Gaming has been so completely oversaturated by first-person shooters over the past two decades that it’s hard to imagine that there’s any room left for innovation. Fast-paced shooters. Slow-paced, methodical shooters. FPSs with parkour and RPG elements. It seems like it’s all been done.
The last time there was something truly different in the field was when Valve released Portal, which made players completely re-think how to traverse a level. But the first portal came out almost a decade ago, and beyond that, it’s been almost nothing but additional entries in the Call of Duty and Battlefield franchises.
But Superhot shows there might still be a few new ideas that can be squeezed out of first-person shooters. Superhot is a unique and fun new take on the genre where every firefight is a puzzle and time only moves when you move.
Superhot borrows a bit from any random FPS, the Fallout V.A.T.S. system, and even the underrated rails shooter REZ to craft its gameplay.
You begin each level in a completely white environment, typically unarmed. A few human enemies made up of only red polygons may be nearby, but they can only move toward you or fire their weapons when you move. That might sound like it makes the game incredibly easy, but one-hit kills are also in full force. The strategy involved in setting up a perfect shot may feel like a Fallout game, but the ever-present fear of dying makes the game flow more like Super Meat Boy or N+.
Levels start off simple. It’s just a matter of grabbing a gun, positioning yourself just right, and offing a few foes, but the difficulty quickly ramps up, with some levels including upwards of dozen enemies. You’ll have to move fast and plan carefully to take out a few “red dudes” with a pistol before grabbing a katana sword and ultimately throwing it at last group of enemies before picking up a shotgun to finish them off once and for all.
When Superhot works well, it feels like a perfectly choreographed Hong Kong action movie that you’re in complete control of. Enemies, shattered into thousands of red polygons, are frozen in midair as bullets whiz by and you move to the other end of the level to get off your next shot.
That being said, a few levels can require frustratingly perfect planning and timing. And if there are too many enemies in a level, it’s easy to be taken out by a stray bullet from behind that you had no idea was coming. Still, these are mostly just speed bumps in an overall enjoyable experience.
And oh yeah, Superhot may just look like a tech demo for an interesting idea (and indeed it did begin life as just a prototype for seven-day game development challenge). but there’s actually an interesting story here about getting the Superhot game from your friend and findin that it slowly consumes your life. Yeah, that sounds like a bad ’90s sci-fi movie, but the story, told only via chat text, works well here, and there are actually a few cool Eternal Darkness-esque moments that blur the line between glitches and what’s really part of the game.
Ultimately, Superhot is a lot more than just the tech demo that it began life as, but it’s also not quite the future of the FPS genre. What it is an innovative new take on the genre that everyone looking for something a little different should check out.
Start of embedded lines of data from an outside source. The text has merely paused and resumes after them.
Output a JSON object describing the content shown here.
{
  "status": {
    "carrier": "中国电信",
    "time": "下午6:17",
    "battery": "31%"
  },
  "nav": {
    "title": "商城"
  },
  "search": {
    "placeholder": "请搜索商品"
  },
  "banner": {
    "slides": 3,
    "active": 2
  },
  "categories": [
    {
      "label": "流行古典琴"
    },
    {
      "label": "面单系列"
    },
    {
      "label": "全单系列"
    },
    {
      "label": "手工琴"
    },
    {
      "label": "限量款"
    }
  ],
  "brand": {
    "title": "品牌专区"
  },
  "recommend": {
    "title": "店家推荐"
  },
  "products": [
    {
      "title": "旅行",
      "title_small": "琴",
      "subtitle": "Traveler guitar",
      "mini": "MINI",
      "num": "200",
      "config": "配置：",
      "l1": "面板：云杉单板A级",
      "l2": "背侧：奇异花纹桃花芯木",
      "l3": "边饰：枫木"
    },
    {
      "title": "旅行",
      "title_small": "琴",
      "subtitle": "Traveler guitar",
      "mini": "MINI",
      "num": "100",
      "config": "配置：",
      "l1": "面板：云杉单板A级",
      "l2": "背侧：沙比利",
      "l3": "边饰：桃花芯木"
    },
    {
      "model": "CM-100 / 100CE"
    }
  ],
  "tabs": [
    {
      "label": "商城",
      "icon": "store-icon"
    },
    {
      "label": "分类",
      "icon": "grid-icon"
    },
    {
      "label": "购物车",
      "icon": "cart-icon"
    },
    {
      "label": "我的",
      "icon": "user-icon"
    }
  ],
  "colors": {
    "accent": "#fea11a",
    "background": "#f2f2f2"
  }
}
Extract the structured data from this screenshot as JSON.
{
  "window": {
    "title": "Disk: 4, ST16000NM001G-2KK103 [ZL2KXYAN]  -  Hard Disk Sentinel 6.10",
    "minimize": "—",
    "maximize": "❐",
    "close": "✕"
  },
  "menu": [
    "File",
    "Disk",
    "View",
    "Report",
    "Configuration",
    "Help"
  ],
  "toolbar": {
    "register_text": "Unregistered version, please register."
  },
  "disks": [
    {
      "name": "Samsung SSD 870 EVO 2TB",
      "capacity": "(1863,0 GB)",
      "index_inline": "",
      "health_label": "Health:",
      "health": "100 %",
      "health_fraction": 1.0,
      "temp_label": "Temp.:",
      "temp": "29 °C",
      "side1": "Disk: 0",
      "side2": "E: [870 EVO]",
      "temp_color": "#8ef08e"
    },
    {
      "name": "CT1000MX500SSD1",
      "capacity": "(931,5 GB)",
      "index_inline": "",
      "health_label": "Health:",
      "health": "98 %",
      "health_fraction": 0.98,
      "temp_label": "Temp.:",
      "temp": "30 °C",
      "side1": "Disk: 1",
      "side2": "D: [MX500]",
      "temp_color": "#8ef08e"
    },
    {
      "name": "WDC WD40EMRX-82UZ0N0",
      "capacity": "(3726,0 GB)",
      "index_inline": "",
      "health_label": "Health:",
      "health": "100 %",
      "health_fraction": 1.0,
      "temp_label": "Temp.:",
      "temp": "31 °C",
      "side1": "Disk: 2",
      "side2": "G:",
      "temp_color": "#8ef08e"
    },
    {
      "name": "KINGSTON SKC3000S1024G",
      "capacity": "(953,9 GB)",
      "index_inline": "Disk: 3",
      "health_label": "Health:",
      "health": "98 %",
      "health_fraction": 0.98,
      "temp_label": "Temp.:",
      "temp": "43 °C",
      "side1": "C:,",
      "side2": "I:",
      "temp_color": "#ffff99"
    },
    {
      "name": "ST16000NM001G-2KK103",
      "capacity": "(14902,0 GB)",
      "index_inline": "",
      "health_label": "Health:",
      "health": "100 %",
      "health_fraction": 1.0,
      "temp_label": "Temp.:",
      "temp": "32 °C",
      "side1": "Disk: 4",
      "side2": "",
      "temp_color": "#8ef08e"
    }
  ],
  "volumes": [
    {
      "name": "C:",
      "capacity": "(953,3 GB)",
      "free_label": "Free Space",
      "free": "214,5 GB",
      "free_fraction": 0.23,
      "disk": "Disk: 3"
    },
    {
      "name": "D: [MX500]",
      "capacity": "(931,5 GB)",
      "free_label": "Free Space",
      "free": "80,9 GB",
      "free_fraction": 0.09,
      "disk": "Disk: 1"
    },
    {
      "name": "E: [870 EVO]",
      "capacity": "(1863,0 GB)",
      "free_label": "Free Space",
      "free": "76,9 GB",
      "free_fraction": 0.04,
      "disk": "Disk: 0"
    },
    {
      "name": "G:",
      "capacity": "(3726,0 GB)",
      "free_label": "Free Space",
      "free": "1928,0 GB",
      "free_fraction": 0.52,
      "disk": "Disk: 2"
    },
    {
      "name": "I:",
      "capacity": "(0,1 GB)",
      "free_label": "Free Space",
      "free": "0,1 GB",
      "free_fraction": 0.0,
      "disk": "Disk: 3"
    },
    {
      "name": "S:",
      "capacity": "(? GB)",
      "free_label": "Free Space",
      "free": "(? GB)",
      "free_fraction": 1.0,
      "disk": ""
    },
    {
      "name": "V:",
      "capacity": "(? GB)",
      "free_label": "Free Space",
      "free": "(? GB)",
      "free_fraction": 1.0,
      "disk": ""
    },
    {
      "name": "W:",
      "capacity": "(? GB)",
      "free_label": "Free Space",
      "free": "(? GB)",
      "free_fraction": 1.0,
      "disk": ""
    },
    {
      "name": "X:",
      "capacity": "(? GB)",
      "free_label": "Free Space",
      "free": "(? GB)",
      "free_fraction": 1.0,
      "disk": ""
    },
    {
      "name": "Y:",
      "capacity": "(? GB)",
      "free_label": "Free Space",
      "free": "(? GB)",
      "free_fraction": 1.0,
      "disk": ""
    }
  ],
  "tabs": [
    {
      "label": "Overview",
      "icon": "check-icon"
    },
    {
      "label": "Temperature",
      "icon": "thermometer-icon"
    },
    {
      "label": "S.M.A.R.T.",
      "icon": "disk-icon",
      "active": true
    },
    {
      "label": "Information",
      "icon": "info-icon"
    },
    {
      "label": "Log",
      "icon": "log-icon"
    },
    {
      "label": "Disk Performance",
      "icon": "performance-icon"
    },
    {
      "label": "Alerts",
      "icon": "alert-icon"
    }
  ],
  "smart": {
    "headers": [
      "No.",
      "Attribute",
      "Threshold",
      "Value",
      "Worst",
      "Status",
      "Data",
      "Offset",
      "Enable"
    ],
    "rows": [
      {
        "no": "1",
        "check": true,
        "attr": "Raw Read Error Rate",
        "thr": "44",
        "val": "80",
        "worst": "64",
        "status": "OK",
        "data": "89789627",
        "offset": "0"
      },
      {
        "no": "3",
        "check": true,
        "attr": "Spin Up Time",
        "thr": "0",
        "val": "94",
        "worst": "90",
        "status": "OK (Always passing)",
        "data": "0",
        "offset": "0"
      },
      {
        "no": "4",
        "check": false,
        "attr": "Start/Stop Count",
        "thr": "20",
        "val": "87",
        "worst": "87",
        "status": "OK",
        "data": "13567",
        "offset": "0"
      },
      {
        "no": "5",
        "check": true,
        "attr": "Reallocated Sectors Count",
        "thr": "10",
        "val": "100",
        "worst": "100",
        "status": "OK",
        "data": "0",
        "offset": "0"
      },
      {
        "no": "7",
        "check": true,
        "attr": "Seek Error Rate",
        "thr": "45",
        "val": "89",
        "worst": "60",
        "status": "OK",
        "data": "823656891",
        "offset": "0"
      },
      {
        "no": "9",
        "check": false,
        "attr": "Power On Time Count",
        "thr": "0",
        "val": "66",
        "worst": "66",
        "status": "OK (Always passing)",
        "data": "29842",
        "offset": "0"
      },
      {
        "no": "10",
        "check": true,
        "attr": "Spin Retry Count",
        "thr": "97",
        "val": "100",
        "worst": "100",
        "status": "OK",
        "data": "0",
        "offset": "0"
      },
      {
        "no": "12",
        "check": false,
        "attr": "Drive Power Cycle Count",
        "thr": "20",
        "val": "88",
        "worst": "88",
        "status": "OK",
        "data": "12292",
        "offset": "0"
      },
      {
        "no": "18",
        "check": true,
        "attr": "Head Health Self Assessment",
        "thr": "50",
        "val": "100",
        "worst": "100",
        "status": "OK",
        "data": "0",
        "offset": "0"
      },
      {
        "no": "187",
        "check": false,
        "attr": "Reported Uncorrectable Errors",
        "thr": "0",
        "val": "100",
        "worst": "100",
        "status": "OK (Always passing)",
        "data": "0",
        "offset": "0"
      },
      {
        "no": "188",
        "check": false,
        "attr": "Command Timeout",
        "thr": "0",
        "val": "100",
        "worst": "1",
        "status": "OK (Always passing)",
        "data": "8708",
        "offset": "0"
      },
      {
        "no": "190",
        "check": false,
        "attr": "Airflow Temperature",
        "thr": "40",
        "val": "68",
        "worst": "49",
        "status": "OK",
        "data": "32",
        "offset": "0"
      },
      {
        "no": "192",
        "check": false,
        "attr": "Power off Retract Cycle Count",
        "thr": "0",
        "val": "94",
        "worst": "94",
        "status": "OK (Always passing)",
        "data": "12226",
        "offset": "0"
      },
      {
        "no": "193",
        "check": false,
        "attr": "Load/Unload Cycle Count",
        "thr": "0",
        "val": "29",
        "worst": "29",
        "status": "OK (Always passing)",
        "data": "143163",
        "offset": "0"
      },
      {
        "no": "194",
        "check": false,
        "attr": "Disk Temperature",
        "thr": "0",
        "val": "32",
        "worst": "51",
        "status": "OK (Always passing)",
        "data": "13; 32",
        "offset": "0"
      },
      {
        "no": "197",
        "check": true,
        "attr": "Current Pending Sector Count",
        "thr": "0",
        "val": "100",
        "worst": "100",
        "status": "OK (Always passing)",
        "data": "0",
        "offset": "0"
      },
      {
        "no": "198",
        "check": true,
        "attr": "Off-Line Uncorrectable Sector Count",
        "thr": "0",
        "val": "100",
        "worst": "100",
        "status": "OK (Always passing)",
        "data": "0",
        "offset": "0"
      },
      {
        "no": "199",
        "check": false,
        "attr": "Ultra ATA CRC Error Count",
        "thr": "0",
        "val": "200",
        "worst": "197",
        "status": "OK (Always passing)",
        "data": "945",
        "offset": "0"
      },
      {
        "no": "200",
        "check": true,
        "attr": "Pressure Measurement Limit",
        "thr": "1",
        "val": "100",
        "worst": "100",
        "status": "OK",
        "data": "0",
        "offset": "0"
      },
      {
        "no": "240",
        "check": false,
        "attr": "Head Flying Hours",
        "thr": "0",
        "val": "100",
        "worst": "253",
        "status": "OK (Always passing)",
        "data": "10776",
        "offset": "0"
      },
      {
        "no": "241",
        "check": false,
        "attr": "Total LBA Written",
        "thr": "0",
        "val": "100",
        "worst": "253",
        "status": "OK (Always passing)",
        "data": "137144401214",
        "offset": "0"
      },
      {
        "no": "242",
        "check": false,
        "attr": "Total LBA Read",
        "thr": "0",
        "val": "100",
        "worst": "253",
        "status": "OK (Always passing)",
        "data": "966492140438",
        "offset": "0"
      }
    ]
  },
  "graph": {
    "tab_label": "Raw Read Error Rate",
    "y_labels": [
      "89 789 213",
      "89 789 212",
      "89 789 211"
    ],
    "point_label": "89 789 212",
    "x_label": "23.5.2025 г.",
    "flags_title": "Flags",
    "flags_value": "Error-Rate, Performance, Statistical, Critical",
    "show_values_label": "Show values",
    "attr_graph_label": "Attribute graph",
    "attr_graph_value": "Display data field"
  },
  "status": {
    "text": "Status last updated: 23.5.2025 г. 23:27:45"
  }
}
At first glance, you could fault Superhot for looking like a Playstation 1 game, but Superhot’s graphics are actually extremely well thought out and stylized. The world is white. Enemies and danger are red, and weapons are black.
Yes, all of the models are very low-poly, but it would be ridiculously difficult to figure out where bullets were coming from if Superhot looked like a Call of Duty clone. Superhot may not look like much, but it knows what it’s doing with its art, and if the style hasn’t grown on you by the end of the (fairly brief) campaign, then you’ll probably never be convinced to like anything but ultra-realistic graphics.
Superhot’s minimalist design extends to its sound as well, so a deep voice repeating the words “Super…hot!” at the end of each level is about all you’re getting aside from the sound of weapons and the whir of a modem during interludes.
The thing is, it all works pretty well. I’m not sure that any music could fit the game better. If anything, it might take away from what Superhot Team has put together. What’s here helps create an intimate and often times anxious mood. More indie games could take a note from the work of Superhot Team and try to use sound to create an atmosphere rather than shoehorn in whatever generic rock or techno music they could afford.
The main campaign is only 3-4 hours. What’s here is good, but that does make Superhot a little expensive for the amount of content you’re getting at the $24.99 asking price. There’s also an endless mode and a challenge mode that unlock after you beat the main campaign. Those might add another hour or two to your game time, but there’s no denying that Superhot is over far too quick. Still, you’re paying more for the memorable experience (which is great) than for dozens of hours of gameplay.
Reviewed by Chris Freiberg